PROBLEM DESCRIPTION: Set down the material again. Keep every line exactly as it is.

SUPPLIED INFORMATION:
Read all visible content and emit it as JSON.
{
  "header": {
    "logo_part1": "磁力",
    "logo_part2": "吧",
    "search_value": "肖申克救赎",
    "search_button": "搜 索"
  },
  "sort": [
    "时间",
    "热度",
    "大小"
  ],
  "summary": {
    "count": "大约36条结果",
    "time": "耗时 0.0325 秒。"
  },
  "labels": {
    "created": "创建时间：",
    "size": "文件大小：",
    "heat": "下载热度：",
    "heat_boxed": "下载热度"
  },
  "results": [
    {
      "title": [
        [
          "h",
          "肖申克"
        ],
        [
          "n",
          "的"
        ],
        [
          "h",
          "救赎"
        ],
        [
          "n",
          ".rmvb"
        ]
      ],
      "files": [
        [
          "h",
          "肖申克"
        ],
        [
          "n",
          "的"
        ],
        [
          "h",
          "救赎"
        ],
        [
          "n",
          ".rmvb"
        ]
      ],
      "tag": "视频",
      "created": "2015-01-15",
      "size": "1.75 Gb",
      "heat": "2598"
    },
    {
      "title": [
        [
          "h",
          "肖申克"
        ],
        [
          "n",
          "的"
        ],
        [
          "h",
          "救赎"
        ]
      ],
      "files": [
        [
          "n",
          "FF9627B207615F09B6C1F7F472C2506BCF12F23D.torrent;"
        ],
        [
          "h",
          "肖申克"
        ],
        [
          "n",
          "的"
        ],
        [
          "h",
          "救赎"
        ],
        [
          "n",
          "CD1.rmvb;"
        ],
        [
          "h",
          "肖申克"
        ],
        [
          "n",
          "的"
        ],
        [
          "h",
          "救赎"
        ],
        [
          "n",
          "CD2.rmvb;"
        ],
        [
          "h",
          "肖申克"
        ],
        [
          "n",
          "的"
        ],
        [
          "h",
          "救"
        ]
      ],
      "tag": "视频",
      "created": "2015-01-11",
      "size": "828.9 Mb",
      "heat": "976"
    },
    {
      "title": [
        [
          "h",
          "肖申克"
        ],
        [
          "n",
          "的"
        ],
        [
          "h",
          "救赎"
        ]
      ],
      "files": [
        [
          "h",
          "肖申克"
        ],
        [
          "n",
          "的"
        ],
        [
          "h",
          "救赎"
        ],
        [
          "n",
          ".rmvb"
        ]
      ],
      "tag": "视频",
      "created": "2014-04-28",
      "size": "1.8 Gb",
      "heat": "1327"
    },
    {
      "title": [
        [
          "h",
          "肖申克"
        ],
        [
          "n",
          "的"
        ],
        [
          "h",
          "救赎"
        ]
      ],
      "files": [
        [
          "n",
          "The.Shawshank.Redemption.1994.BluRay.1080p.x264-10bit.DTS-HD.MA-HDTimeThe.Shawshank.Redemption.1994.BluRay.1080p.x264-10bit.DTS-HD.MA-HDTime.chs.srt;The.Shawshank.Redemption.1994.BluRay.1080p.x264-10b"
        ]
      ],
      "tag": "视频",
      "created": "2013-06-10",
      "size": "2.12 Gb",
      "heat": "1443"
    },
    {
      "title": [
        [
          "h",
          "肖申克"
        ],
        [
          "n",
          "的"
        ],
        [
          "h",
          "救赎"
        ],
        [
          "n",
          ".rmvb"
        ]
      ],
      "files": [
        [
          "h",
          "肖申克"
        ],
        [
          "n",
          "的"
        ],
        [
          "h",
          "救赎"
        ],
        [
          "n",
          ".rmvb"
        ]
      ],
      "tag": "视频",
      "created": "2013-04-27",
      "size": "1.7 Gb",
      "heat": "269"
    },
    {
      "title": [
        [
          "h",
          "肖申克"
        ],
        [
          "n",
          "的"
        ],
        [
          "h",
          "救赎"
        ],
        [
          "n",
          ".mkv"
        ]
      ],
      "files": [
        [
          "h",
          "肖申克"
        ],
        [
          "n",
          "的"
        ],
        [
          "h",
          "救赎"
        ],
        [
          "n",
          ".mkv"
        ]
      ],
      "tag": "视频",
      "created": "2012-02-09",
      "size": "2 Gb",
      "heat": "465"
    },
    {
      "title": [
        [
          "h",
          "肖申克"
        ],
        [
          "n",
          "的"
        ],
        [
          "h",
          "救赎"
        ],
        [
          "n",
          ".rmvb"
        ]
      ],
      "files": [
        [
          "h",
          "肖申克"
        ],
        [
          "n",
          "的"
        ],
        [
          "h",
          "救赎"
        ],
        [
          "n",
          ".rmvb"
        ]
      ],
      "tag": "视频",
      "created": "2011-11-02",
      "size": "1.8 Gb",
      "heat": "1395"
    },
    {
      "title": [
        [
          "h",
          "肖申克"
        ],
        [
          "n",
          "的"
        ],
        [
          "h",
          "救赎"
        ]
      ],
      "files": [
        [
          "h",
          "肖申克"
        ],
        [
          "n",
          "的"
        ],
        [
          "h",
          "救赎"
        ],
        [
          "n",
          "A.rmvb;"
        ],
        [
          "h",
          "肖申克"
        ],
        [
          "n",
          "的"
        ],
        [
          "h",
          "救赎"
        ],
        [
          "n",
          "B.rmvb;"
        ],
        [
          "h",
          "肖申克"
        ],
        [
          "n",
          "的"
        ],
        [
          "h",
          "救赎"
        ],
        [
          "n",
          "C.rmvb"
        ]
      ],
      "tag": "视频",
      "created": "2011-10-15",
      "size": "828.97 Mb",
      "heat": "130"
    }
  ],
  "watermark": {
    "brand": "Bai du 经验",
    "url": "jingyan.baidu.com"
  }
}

REPLY TO THE EXERCISE:
Read all visible content and emit it as JSON.
{
  "header": {
    "logo_part1": "磁力",
    "logo_part2": "吧",
    "search_value": "肖申克救赎",
    "search_button": "搜 索"
  },
  "sort": [
    "时间",
    "热度",
    "大小"
  ],
  "summary": {
    "count": "大约36条结果",
    "time": "耗时 0.0325 秒。"
  },
  "labels": {
    "created": "创建时间：",
    "size": "文件大小：",
    "heat": "下载热度：",
    "heat_boxed": "下载热度"
  },
  "results": [
    {
      "title": [
        [
          "h",
          "肖申克"
        ],
        [
          "n",
          "的"
        ],
        [
          "h",
          "救赎"
        ],
        [
          "n",
          ".rmvb"
        ]
      ],
      "files": [
        [
          "h",
          "肖申克"
        ],
        [
          "n",
          "的"
        ],
        [
          "h",
          "救赎"
        ],
        [
          "n",
          ".rmvb"
        ]
      ],
      "tag": "视频",
      "created": "2015-01-15",
      "size": "1.75 Gb",
      "heat": "2598"
    },
    {
      "title": [
        [
          "h",
          "肖申克"
        ],
        [
          "n",
          "的"
        ],
        [
          "h",
          "救赎"
        ]
      ],
      "files": [
        [
          "n",
          "FF9627B207615F09B6C1F7F472C2506BCF12F23D.torrent;"
        ],
        [
          "h",
          "肖申克"
        ],
        [
          "n",
          "的"
        ],
        [
          "h",
          "救赎"
        ],
        [
          "n",
          "CD1.rmvb;"
        ],
        [
          "h",
          "肖申克"
        ],
        [
          "n",
          "的"
        ],
        [
          "h",
          "救赎"
        ],
        [
          "n",
          "CD2.rmvb;"
        ],
        [
          "h",
          "肖申克"
        ],
        [
          "n",
          "的"
        ],
        [
          "h",
          "救"
        ]
      ],
      "tag": "视频",
      "created": "2015-01-11",
      "size": "828.9 Mb",
      "heat": "976"
    },
    {
      "title": [
        [
          "h",
          "肖申克"
        ],
        [
          "n",
          "的"
        ],
        [
          "h",
          "救赎"
        ]
      ],
      "files": [
        [
          "h",
          "肖申克"
        ],
        [
          "n",
          "的"
        ],
        [
          "h",
          "救赎"
        ],
        [
          "n",
          ".rmvb"
        ]
      ],
      "tag": "视频",
      "created": "2014-04-28",
      "size": "1.8 Gb",
      "heat": "1327"
    },
    {
      "title": [
        [
          "h",
          "肖申克"
        ],
        [
          "n",
          "的"
        ],
        [
          "h",
          "救赎"
        ]
      ],
      "files": [
        [
          "n",
          "The.Shawshank.Redemption.1994.BluRay.1080p.x264-10bit.DTS-HD.MA-HDTimeThe.Shawshank.Redemption.1994.BluRay.1080p.x264-10bit.DTS-HD.MA-HDTime.chs.srt;The.Shawshank.Redemption.1994.BluRay.1080p.x264-10b"
        ]
      ],
      "tag": "视频",
      "created": "2013-06-10",
      "size": "2.12 Gb",
      "heat": "1443"
    },
    {
      "title": [
        [
          "h",
          "肖申克"
        ],
        [
          "n",
          "的"
        ],
        [
          "h",
          "救赎"
        ],
        [
          "n",
          ".rmvb"
        ]
      ],
      "files": [
        [
          "h",
          "肖申克"
        ],
        [
          "n",
          "的"
        ],
        [
          "h",
          "救赎"
        ],
        [
          "n",
          ".rmvb"
        ]
      ],
      "tag": "视频",
      "created": "2013-04-27",
      "size": "1.7 Gb",
      "heat": "269"
    },
    {
      "title": [
        [
          "h",
          "肖申克"
        ],
        [
          "n",
          "的"
        ],
        [
          "h",
          "救赎"
        ],
        [
          "n",
          ".mkv"
        ]
      ],
      "files": [
        [
          "h",
          "肖申克"
        ],
        [
          "n",
          "的"
        ],
        [
          "h",
          "救赎"
        ],
        [
          "n",
          ".mkv"
        ]
      ],
      "tag": "视频",
      "created": "2012-02-09",
      "size": "2 Gb",
      "heat": "465"
    },
    {
      "title": [
        [
          "h",
          "肖申克"
        ],
        [
          "n",
          "的"
        ],
        [
          "h",
          "救赎"
        ],
        [
          "n",
          ".rmvb"
        ]
      ],
      "files": [
        [
          "h",
          "肖申克"
        ],
        [
          "n",
          "的"
        ],
        [
          "h",
          "救赎"
        ],
        [
          "n",
          ".rmvb"
        ]
      ],
      "tag": "视频",
      "created": "2011-11-02",
      "size": "1.8 Gb",
      "heat": "1395"
    },
    {
      "title": [
        [
          "h",
          "肖申克"
        ],
        [
          "n",
          "的"
        ],
        [
          "h",
          "救赎"
        ]
      ],
      "files": [
        [
          "h",
          "肖申克"
        ],
        [
          "n",
          "的"
        ],
        [
          "h",
          "救赎"
        ],
        [
          "n",
          "A.rmvb;"
        ],
        [
          "h",
          "肖申克"
        ],
        [
          "n",
          "的"
        ],
        [
          "h",
          "救赎"
        ],
        [
          "n",
          "B.rmvb;"
        ],
        [
          "h",
          "肖申克"
        ],
        [
          "n",
          "的"
        ],
        [
          "h",
          "救赎"
        ],
        [
          "n",
          "C.rmvb"
        ]
      ],
      "tag": "视频",
      "created": "2011-10-15",
      "size": "828.97 Mb",
      "heat": "130"
    }
  ],
  "watermark": {
    "brand": "Bai du 经验",
    "url": "jingyan.baidu.com"
  }
}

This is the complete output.